Web page and app entries
----

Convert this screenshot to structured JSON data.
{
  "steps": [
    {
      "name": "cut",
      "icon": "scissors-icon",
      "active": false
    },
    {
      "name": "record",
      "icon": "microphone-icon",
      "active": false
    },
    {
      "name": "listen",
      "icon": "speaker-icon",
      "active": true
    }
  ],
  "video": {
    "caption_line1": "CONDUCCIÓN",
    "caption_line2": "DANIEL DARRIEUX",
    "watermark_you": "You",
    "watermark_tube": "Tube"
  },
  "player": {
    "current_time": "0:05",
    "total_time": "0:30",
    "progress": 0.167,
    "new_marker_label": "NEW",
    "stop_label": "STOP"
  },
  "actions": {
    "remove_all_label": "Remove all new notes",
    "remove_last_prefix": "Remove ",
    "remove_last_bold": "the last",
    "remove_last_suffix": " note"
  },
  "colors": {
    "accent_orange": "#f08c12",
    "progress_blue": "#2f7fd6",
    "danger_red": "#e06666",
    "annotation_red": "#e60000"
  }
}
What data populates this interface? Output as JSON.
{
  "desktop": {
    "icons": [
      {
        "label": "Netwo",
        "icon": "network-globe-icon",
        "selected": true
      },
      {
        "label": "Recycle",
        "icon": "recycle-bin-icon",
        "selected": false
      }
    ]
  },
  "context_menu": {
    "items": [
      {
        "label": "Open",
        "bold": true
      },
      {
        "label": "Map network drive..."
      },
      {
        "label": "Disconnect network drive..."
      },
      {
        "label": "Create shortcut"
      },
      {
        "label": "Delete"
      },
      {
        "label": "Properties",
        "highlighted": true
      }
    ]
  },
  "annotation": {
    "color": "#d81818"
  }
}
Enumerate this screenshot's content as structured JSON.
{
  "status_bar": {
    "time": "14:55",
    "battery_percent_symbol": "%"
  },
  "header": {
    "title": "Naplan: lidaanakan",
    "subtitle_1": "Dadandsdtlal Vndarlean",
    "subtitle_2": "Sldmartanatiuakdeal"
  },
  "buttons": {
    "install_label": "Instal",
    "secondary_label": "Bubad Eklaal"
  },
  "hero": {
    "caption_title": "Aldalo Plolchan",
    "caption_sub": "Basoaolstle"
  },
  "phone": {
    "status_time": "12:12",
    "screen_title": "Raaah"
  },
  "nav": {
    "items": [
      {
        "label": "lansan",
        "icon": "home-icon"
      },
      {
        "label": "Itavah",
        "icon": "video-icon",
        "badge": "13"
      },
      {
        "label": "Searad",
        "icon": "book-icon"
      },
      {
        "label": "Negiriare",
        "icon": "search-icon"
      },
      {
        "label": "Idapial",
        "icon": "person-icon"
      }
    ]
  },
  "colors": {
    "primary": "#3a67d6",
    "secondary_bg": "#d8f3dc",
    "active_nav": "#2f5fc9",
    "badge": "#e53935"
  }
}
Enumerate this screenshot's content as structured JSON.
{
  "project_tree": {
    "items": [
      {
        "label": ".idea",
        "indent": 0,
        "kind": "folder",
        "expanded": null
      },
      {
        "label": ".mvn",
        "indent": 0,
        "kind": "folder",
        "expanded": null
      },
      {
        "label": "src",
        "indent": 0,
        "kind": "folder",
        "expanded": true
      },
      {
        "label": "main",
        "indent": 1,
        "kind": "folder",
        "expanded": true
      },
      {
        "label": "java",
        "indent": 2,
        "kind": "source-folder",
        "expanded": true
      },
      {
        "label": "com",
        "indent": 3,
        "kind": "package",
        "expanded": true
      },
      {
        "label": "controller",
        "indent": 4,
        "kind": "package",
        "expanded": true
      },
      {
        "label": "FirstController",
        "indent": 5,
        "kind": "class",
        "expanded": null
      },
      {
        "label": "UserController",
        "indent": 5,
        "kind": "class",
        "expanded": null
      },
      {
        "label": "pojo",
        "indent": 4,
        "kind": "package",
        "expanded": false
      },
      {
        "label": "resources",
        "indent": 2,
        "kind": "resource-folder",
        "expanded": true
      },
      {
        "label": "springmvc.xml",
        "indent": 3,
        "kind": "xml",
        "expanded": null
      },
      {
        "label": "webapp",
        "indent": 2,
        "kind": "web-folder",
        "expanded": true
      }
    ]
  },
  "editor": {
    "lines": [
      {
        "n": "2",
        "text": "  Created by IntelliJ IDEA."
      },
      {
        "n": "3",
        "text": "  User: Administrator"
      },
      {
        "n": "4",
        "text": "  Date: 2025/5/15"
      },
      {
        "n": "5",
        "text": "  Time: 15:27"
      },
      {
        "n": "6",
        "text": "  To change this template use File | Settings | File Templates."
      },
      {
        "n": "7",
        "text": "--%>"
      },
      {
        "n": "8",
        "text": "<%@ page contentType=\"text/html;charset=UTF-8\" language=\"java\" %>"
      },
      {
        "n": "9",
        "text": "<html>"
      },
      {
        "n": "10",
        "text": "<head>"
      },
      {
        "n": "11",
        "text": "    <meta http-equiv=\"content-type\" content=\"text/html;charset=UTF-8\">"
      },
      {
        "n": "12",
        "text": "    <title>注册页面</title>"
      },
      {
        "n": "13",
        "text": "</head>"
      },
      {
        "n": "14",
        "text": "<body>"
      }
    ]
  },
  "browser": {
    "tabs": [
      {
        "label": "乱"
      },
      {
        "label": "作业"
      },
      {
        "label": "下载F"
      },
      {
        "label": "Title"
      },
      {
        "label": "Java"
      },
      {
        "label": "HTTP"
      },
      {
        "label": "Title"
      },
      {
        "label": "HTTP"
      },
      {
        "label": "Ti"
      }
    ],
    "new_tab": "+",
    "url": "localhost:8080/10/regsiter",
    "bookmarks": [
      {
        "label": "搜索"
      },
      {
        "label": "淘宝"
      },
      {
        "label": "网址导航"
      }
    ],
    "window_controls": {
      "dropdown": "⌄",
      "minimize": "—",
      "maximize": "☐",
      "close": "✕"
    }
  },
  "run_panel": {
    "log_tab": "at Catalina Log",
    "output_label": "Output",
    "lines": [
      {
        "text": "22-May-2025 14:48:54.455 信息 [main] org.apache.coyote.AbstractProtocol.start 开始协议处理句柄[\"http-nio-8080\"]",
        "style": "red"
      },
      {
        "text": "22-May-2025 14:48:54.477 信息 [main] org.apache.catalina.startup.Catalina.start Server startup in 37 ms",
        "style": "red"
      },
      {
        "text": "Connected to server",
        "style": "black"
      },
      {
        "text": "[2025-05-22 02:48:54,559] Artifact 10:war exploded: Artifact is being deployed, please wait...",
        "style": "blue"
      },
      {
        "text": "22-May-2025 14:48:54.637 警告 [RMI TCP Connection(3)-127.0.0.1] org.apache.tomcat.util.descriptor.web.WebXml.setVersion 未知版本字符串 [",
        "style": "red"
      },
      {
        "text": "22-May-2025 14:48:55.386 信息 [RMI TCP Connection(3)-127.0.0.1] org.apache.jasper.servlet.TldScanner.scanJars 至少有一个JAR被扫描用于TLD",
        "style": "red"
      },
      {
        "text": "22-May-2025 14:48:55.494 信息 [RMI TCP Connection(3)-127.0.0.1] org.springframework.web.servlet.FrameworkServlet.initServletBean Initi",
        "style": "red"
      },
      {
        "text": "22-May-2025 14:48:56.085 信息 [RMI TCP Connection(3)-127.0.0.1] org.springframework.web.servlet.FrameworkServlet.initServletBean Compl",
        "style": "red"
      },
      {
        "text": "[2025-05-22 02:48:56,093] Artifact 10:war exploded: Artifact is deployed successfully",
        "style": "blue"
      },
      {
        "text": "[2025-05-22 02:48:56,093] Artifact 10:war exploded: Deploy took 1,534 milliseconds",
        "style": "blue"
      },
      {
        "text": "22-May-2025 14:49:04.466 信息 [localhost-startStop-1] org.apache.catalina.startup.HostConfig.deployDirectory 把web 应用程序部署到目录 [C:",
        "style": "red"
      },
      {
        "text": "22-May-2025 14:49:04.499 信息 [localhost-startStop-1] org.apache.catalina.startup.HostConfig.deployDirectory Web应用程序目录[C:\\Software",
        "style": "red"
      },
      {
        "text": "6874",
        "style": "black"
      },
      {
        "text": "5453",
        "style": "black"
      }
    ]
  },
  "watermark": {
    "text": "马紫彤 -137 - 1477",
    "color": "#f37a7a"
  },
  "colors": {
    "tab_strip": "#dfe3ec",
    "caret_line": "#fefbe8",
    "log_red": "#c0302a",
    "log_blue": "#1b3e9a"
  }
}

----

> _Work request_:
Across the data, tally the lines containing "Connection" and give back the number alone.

> _Result of this task_:
4